**Required work**
Every line below should be set down exactly as it appears.
········
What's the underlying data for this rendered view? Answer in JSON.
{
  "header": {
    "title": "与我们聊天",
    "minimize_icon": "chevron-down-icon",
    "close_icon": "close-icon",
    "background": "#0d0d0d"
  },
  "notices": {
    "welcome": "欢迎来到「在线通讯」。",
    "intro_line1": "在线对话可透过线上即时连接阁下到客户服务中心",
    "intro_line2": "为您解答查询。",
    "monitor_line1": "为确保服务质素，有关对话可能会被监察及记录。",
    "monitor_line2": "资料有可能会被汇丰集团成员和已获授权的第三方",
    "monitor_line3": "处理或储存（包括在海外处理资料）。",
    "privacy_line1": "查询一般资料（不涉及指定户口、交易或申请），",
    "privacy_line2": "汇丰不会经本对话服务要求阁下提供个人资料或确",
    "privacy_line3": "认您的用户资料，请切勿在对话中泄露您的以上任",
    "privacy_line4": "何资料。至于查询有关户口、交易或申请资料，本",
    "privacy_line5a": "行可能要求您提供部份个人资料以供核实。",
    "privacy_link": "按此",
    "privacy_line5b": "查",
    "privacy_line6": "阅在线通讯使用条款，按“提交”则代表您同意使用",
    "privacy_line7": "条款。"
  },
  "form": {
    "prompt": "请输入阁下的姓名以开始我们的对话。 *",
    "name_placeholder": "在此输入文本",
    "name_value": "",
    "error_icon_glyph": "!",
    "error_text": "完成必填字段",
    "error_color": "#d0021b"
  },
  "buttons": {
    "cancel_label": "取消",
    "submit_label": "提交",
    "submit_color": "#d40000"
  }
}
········
**Answer below**
What's the underlying data for this rendered view? Answer in JSON.
{
  "header": {
    "title": "与我们聊天",
    "minimize_icon": "chevron-down-icon",
    "close_icon": "close-icon",
    "background": "#0d0d0d"
  },
  "notices": {
    "welcome": "欢迎来到「在线通讯」。",
    "intro_line1": "在线对话可透过线上即时连接阁下到客户服务中心",
    "intro_line2": "为您解答查询。",
    "monitor_line1": "为确保服务质素，有关对话可能会被监察及记录。",
    "monitor_line2": "资料有可能会被汇丰集团成员和已获授权的第三方",
    "monitor_line3": "处理或储存（包括在海外处理资料）。",
    "privacy_line1": "查询一般资料（不涉及指定户口、交易或申请），",
    "privacy_line2": "汇丰不会经本对话服务要求阁下提供个人资料或确",
    "privacy_line3": "认您的用户资料，请切勿在对话中泄露您的以上任",
    "privacy_line4": "何资料。至于查询有关户口、交易或申请资料，本",
    "privacy_line5a": "行可能要求您提供部份个人资料以供核实。",
    "privacy_link": "按此",
    "privacy_line5b": "查",
    "privacy_line6": "阅在线通讯使用条款，按“提交”则代表您同意使用",
    "privacy_line7": "条款。"
  },
  "form": {
    "prompt": "请输入阁下的姓名以开始我们的对话。 *",
    "name_placeholder": "在此输入文本",
    "name_value": "",
    "error_icon_glyph": "!",
    "error_text": "完成必填字段",
    "error_color": "#d0021b"
  },
  "buttons": {
    "cancel_label": "取消",
    "submit_label": "提交",
    "submit_color": "#d40000"
  }
}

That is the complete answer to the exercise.